Worse is something that might have crime fic readers poised to hurl book at wall. Windy was recruited for the job but presumably she had at least one interview. Which makes it inexplicable that she could take the job while promising fiancé Bill that she wouldn't work crime scenes and she wouldn't work nights and weekends. We are supposed to accept that Los Vegas would hire a first rate criminalist but not expect her to take an active part in investigations. Now I understand that this is a necessary plot device to build tension between Windy and Bill but the crime fiction reader in me made an obscene exclamation when this came up.

And this leads me to ...

I said earlier that Windy is highly competent at her job. She worked for the FBI. After her husband died in a wind surfing accident she left the FBI to become an acting sheriff where she was so good that the government officials didn't bother to look for a replacement. But she is trying to Bury Her True Nature which leads to Emotional Conflict. She is proud of her abilities but she also thinks she should be the perfect mother from a 50s tv show —bake cookies, go to soccer games, be the good wife to Bill. There is some good Angsting going on. I give Jaffe credit for giving Windy a background that explains her insecurities. Her parents left Chile to escape the brutal Pinochet regime. They tried to pass on to Windy what they consider important survival skills from their life in Chile: be safe, be a good girl, don't be noticed. There were times when I wished that Eve Dallas would drop in from the In Death series and give her a boot in the ass to straighten her out.

Adding to her conflict is Bill, the Emotionally Stifling Fiancé. Bill is Mr. Safe, Mr. Bland, Mr. Unimaginative. The moment Windy thinks to herself "Bill always knew exactly where everything he wanted was" I know he wouldn't last. He isn't abusive but he wants to shelter Windy. He says "Babe, I love you so much. I just want to take care of you. Protect you." Gah! I wonder if romance readers are wondering at this point why she hasn't kicked him to the curb and recognized that she really needs the Roguish Yet Sensitive Ash.

Upon meeting Windy, Ash is Immediately Smitten. Up to to then, his only relationships had been with married women in cheap motels. Ash is also unusual in that he is independently wealthy having sold a software package that he knocked off for fun for $30 million. So he doesn't have to work and can afford a complicated and fast sports care. I wonder if Jaffe is giving a nod to John Sanford's Lucas Davenport who is also a cop who sold a computer game for a bundle and drives a Porsche? After meeting Windy, Ash is more likely to go home, strip to his underwear, and paint. He won't admit it but he Longs for a Family.

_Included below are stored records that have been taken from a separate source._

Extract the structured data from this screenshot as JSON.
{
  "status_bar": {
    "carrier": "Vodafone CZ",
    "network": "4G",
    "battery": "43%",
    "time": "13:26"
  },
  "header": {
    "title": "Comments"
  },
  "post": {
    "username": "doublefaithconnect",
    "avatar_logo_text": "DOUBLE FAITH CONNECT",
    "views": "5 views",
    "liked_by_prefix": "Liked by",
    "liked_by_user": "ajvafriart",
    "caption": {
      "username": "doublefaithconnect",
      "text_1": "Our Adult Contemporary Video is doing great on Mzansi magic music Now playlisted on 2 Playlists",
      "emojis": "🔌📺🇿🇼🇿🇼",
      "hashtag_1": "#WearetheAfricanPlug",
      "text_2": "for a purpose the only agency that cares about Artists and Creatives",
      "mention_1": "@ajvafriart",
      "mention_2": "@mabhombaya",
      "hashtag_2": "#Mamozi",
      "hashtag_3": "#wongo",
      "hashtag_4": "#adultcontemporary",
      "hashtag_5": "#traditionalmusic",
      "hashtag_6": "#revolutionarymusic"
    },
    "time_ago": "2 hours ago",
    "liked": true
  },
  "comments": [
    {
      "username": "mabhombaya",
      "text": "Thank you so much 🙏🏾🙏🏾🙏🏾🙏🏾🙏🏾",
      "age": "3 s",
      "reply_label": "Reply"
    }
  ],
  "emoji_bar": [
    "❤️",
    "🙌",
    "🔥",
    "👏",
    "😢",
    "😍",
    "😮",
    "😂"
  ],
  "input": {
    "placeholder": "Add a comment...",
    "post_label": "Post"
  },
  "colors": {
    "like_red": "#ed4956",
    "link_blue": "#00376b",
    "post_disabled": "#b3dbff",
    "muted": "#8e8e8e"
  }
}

We've all recognized that Windy is very attracted to Ash and eventually comes to the Realization That He Is The One which leads to a Can We Still be Friends scene with Bill where he reveals his True Nature (I think he could have become abusive). At this point Windy has what I can only describe as a Gloriously Liberating Breakthrough. She hops in the shower, puts on her fancy underwear (Bill preferred plain white cotton), dons her leathers, jumps on her Ducati motorcycle for the first time in years, and roars off to have wild monkey sex (Sarah used this expression in one of the podcasts). This is wonderfully over-the-top and a definite You Go Girl moment.

In case you haven't put it together, the bolded words are what I think might be romance tropes. Let me know if I'm wrong or missed any.

I'm not good at the "if you liked..." type of recommendation and don't do it often. But as a crime fiction reader, I would say that if you like J.D. Robb's books then this might have appeal. I happen to like those books myself. I think there is enough romance to appeal to readers of contemporary romance. And people who read the big name crime authors whose books occupy several shelves might also like it.